__EXERCISE OBJECTIVE__: Each entry needs to appear again, retyped exactly as it is below.

__WORKING DATA__:
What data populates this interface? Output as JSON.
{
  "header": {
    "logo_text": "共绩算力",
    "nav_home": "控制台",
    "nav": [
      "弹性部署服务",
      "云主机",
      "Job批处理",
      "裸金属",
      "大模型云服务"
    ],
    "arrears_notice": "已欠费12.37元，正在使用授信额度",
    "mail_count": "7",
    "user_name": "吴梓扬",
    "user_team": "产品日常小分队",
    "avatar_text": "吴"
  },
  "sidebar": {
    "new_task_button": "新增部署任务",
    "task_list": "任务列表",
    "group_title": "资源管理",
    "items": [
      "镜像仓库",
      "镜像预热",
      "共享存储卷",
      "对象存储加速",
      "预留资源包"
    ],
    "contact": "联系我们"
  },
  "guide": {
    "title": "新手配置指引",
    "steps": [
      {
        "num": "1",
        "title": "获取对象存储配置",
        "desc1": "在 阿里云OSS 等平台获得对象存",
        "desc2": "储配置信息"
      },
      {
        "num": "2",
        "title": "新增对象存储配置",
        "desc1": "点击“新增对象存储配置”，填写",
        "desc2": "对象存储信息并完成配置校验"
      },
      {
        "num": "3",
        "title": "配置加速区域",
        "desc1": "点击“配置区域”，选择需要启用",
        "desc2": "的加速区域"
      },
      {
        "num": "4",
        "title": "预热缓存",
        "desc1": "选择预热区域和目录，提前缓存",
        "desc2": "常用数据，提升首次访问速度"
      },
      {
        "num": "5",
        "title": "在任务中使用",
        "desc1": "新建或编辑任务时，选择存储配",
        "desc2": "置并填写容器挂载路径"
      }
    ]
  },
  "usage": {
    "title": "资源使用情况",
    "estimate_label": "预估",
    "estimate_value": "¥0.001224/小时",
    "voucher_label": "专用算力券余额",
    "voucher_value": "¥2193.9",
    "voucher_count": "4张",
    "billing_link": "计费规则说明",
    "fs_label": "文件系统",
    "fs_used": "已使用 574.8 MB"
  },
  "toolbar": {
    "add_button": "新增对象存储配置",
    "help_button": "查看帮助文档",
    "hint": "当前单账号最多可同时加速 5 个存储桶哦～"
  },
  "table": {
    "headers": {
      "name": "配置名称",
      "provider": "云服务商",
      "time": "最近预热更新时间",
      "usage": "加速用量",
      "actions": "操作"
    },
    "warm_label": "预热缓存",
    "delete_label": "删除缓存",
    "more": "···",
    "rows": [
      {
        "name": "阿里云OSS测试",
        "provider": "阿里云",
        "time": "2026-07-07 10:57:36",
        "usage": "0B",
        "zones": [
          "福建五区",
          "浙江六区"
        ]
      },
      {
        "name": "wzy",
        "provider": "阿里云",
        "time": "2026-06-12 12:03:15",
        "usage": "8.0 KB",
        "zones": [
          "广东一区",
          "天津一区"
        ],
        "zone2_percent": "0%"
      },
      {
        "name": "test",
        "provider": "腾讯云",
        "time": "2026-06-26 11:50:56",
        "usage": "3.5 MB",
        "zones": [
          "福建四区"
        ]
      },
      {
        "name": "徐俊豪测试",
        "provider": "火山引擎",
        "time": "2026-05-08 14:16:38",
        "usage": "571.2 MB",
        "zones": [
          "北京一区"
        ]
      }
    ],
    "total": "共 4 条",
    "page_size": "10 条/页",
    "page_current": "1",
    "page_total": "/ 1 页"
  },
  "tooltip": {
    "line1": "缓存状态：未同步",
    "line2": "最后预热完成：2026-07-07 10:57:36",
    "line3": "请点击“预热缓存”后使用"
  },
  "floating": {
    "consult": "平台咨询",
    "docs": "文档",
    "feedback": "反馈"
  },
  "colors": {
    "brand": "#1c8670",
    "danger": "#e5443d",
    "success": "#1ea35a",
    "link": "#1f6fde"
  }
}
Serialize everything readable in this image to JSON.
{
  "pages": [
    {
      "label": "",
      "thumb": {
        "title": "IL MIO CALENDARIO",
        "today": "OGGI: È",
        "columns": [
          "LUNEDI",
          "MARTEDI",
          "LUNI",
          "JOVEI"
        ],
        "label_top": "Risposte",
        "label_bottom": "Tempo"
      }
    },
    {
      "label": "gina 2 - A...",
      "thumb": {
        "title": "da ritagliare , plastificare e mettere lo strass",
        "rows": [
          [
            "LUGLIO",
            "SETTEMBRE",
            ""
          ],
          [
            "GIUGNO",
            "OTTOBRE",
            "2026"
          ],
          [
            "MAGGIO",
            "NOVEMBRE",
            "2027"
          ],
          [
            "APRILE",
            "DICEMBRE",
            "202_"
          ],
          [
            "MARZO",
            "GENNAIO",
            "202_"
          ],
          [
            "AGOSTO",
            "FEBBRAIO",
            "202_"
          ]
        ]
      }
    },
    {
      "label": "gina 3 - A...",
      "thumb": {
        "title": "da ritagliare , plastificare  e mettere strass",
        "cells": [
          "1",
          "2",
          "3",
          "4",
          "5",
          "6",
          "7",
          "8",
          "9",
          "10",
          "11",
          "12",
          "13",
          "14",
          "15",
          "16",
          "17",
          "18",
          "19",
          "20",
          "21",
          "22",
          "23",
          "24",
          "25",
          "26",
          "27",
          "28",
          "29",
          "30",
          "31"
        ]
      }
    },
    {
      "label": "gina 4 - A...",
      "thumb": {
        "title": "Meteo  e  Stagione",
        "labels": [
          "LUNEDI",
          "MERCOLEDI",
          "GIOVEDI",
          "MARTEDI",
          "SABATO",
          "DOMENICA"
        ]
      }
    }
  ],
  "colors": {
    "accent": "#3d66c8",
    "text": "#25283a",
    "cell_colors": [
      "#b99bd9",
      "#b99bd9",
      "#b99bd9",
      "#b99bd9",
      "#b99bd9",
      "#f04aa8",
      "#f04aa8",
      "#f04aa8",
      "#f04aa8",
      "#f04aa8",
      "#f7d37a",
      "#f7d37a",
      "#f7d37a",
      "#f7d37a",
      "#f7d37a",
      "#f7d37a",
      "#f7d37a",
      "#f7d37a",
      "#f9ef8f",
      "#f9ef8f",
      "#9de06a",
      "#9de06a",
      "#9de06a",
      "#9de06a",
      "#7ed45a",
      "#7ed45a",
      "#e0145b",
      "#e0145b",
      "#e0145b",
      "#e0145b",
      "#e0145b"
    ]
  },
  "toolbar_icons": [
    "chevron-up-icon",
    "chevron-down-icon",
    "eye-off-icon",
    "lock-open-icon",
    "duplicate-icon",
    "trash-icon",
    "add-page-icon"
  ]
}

__RESPONSE__:
What data populates this interface? Output as JSON.
{
  "header": {
    "logo_text": "共绩算力",
    "nav_home": "控制台",
    "nav": [
      "弹性部署服务",
      "云主机",
      "Job批处理",
      "裸金属",
      "大模型云服务"
    ],
    "arrears_notice": "已欠费12.37元，正在使用授信额度",
    "mail_count": "7",
    "user_name": "吴梓扬",
    "user_team": "产品日常小分队",
    "avatar_text": "吴"
  },
  "sidebar": {
    "new_task_button": "新增部署任务",
    "task_list": "任务列表",
    "group_title": "资源管理",
    "items": [
      "镜像仓库",
      "镜像预热",
      "共享存储卷",
      "对象存储加速",
      "预留资源包"
    ],
    "contact": "联系我们"
  },
  "guide": {
    "title": "新手配置指引",
    "steps": [
      {
        "num": "1",
        "title": "获取对象存储配置",
        "desc1": "在 阿里云OSS 等平台获得对象存",
        "desc2": "储配置信息"
      },
      {
        "num": "2",
        "title": "新增对象存储配置",
        "desc1": "点击“新增对象存储配置”，填写",
        "desc2": "对象存储信息并完成配置校验"
      },
      {
        "num": "3",
        "title": "配置加速区域",
        "desc1": "点击“配置区域”，选择需要启用",
        "desc2": "的加速区域"
      },
      {
        "num": "4",
        "title": "预热缓存",
        "desc1": "选择预热区域和目录，提前缓存",
        "desc2": "常用数据，提升首次访问速度"
      },
      {
        "num": "5",
        "title": "在任务中使用",
        "desc1": "新建或编辑任务时，选择存储配",
        "desc2": "置并填写容器挂载路径"
      }
    ]
  },
  "usage": {
    "title": "资源使用情况",
    "estimate_label": "预估",
    "estimate_value": "¥0.001224/小时",
    "voucher_label": "专用算力券余额",
    "voucher_value": "¥2193.9",
    "voucher_count": "4张",
    "billing_link": "计费规则说明",
    "fs_label": "文件系统",
    "fs_used": "已使用 574.8 MB"
  },
  "toolbar": {
    "add_button": "新增对象存储配置",
    "help_button": "查看帮助文档",
    "hint": "当前单账号最多可同时加速 5 个存储桶哦～"
  },
  "table": {
    "headers": {
      "name": "配置名称",
      "provider": "云服务商",
      "time": "最近预热更新时间",
      "usage": "加速用量",
      "actions": "操作"
    },
    "warm_label": "预热缓存",
    "delete_label": "删除缓存",
    "more": "···",
    "rows": [
      {
        "name": "阿里云OSS测试",
        "provider": "阿里云",
        "time": "2026-07-07 10:57:36",
        "usage": "0B",
        "zones": [
          "福建五区",
          "浙江六区"
        ]
      },
      {
        "name": "wzy",
        "provider": "阿里云",
        "time": "2026-06-12 12:03:15",
        "usage": "8.0 KB",
        "zones": [
          "广东一区",
          "天津一区"
        ],
        "zone2_percent": "0%"
      },
      {
        "name": "test",
        "provider": "腾讯云",
        "time": "2026-06-26 11:50:56",
        "usage": "3.5 MB",
        "zones": [
          "福建四区"
        ]
      },
      {
        "name": "徐俊豪测试",
        "provider": "火山引擎",
        "time": "2026-05-08 14:16:38",
        "usage": "571.2 MB",
        "zones": [
          "北京一区"
        ]
      }
    ],
    "total": "共 4 条",
    "page_size": "10 条/页",
    "page_current": "1",
    "page_total": "/ 1 页"
  },
  "tooltip": {
    "line1": "缓存状态：未同步",
    "line2": "最后预热完成：2026-07-07 10:57:36",
    "line3": "请点击“预热缓存”后使用"
  },
  "floating": {
    "consult": "平台咨询",
    "docs": "文档",
    "feedback": "反馈"
  },
  "colors": {
    "brand": "#1c8670",
    "danger": "#e5443d",
    "success": "#1ea35a",
    "link": "#1f6fde"
  }
}
Serialize everything readable in this image to JSON.
{
  "pages": [
    {
      "label": "",
      "thumb": {
        "title": "IL MIO CALENDARIO",
        "today": "OGGI: È",
        "columns": [
          "LUNEDI",
          "MARTEDI",
          "LUNI",
          "JOVEI"
        ],
        "label_top": "Risposte",
        "label_bottom": "Tempo"
      }
    },
    {
      "label": "gina 2 - A...",
      "thumb": {
        "title": "da ritagliare , plastificare e mettere lo strass",
        "rows": [
          [
            "LUGLIO",
            "SETTEMBRE",
            ""
          ],
          [
            "GIUGNO",
            "OTTOBRE",
            "2026"
          ],
          [
            "MAGGIO",
            "NOVEMBRE",
            "2027"
          ],
          [
            "APRILE",
            "DICEMBRE",
            "202_"
          ],
          [
            "MARZO",
            "GENNAIO",
            "202_"
          ],
          [
            "AGOSTO",
            "FEBBRAIO",
            "202_"
          ]
        ]
      }
    },
    {
      "label": "gina 3 - A...",
      "thumb": {
        "title": "da ritagliare , plastificare  e mettere strass",
        "cells": [
          "1",
          "2",
          "3",
          "4",
          "5",
          "6",
          "7",
          "8",
          "9",
          "10",
          "11",
          "12",
          "13",
          "14",
          "15",
          "16",
          "17",
          "18",
          "19",
          "20",
          "21",
          "22",
          "23",
          "24",
          "25",
          "26",
          "27",
          "28",
          "29",
          "30",
          "31"
        ]
      }
    },
    {
      "label": "gina 4 - A...",
      "thumb": {
        "title": "Meteo  e  Stagione",
        "labels": [
          "LUNEDI",
          "MERCOLEDI",
          "GIOVEDI",
          "MARTEDI",
          "SABATO",
          "DOMENICA"
        ]
      }
    }
  ],
  "colors": {
    "accent": "#3d66c8",
    "text": "#25283a",
    "cell_colors": [
      "#b99bd9",
      "#b99bd9",
      "#b99bd9",
      "#b99bd9",
      "#b99bd9",
      "#f04aa8",
      "#f04aa8",
      "#f04aa8",
      "#f04aa8",
      "#f04aa8",
      "#f7d37a",
      "#f7d37a",
      "#f7d37a",
      "#f7d37a",
      "#f7d37a",
      "#f7d37a",
      "#f7d37a",
      "#f7d37a",
      "#f9ef8f",
      "#f9ef8f",
      "#9de06a",
      "#9de06a",
      "#9de06a",
      "#9de06a",
      "#7ed45a",
      "#7ed45a",
      "#e0145b",
      "#e0145b",
      "#e0145b",
      "#e0145b",
      "#e0145b"
    ]
  },
  "toolbar_icons": [
    "chevron-up-icon",
    "chevron-down-icon",
    "eye-off-icon",
    "lock-open-icon",
    "duplicate-icon",
    "trash-icon",
    "add-page-icon"
  ]
}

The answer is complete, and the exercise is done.